A surprise bank tax in Cyprus was not a reason for a sustained market drop, European investors said yesterday, and some saw the day’s initial weakness as an opportunity to buy stocks and the euro.
The euro, regional equities and Italian and Spanish sovereign bonds initially fell in reaction to the news, but all recovered some of the losses by mid-session.
Equity volumes were quite subdued given the size of the move in risk assets, suggesting that longer-term players did not join the sell-off, holding on to stocks that offer much higher dividends than US peers and are cheaper relative to earnings.

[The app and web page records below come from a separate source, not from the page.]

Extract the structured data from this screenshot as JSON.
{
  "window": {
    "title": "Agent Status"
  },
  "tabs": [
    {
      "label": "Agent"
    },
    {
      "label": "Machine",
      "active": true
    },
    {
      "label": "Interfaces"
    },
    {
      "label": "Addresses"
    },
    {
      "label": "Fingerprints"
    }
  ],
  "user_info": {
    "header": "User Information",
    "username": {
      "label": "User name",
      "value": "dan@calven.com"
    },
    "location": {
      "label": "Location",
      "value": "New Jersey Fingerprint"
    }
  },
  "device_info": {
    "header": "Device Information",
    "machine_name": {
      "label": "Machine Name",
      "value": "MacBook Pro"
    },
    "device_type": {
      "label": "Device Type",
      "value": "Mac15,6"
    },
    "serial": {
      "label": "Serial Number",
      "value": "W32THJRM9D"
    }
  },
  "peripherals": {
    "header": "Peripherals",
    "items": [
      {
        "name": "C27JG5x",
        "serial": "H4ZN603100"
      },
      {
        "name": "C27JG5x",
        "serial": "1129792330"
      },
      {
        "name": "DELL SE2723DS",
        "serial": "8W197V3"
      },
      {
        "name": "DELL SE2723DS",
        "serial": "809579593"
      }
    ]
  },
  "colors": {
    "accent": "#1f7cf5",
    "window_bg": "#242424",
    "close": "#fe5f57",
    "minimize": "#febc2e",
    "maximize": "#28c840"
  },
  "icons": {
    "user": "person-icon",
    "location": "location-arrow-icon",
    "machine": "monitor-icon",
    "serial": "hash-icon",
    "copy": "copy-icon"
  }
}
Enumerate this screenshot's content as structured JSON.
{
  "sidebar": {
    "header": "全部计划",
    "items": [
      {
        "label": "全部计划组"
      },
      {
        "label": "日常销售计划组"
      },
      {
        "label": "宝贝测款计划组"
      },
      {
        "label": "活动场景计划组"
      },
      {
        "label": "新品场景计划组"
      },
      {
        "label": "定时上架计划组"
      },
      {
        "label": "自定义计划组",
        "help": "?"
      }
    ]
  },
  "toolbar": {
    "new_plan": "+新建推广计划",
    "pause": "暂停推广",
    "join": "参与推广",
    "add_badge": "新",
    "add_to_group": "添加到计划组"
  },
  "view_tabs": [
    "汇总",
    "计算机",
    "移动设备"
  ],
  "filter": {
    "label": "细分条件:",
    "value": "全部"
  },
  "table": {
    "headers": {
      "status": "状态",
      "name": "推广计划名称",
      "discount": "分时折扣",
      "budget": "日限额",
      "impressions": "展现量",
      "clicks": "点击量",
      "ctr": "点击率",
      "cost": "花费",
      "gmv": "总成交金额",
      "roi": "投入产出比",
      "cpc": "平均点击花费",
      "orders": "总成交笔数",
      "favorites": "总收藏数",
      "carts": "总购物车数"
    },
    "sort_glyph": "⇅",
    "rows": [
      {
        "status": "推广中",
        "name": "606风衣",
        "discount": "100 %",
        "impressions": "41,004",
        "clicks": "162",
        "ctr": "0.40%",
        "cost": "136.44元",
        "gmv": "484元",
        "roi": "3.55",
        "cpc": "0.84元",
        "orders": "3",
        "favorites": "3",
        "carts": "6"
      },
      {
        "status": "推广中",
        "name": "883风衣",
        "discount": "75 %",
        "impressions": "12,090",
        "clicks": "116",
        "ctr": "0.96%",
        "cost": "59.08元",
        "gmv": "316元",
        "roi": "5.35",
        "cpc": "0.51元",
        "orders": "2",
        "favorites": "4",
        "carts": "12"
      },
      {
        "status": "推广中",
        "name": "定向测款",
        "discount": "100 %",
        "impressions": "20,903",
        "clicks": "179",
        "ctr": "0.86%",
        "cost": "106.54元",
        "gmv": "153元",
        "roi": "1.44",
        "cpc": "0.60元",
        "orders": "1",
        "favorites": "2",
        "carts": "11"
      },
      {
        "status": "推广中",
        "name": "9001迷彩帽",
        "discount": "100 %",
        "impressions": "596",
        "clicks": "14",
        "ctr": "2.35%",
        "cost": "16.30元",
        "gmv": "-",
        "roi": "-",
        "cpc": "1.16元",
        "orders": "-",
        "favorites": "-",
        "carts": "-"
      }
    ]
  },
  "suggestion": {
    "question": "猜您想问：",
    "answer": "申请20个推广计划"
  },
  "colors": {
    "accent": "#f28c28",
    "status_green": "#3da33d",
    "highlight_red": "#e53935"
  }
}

Euro zone banks were the worst hit, but investors thought that weakness could prove short-lived.
“It’s affecting my portfolio this morning [yesterday] because I am a bit overweight [on] financials. I am not doing anything about it. My initial thoughts are that this is a circumstance that is peculiar to Cyprus,” Kevin Lilley, the European equities fund manager at Old Mutual Asset Management, said.
“I don’t have any cash in my portfolio but, if I did, I probably would have used it as a buying opportunity.”
He added that the worst case scenario for European stocks would be if Cyprus parliament rejected the bailout when it voted today.
Neil Dwane, the chief investment officer for Europe at Allianz, Didier Duret, the global chief investment officer at ABN Amro Private Banking, Nicola Marinelli, a fund manager at Glendevon King, and Lorne Baring, the managing director at B Capital, said they were sticking to their current investments in Europe. – Reuters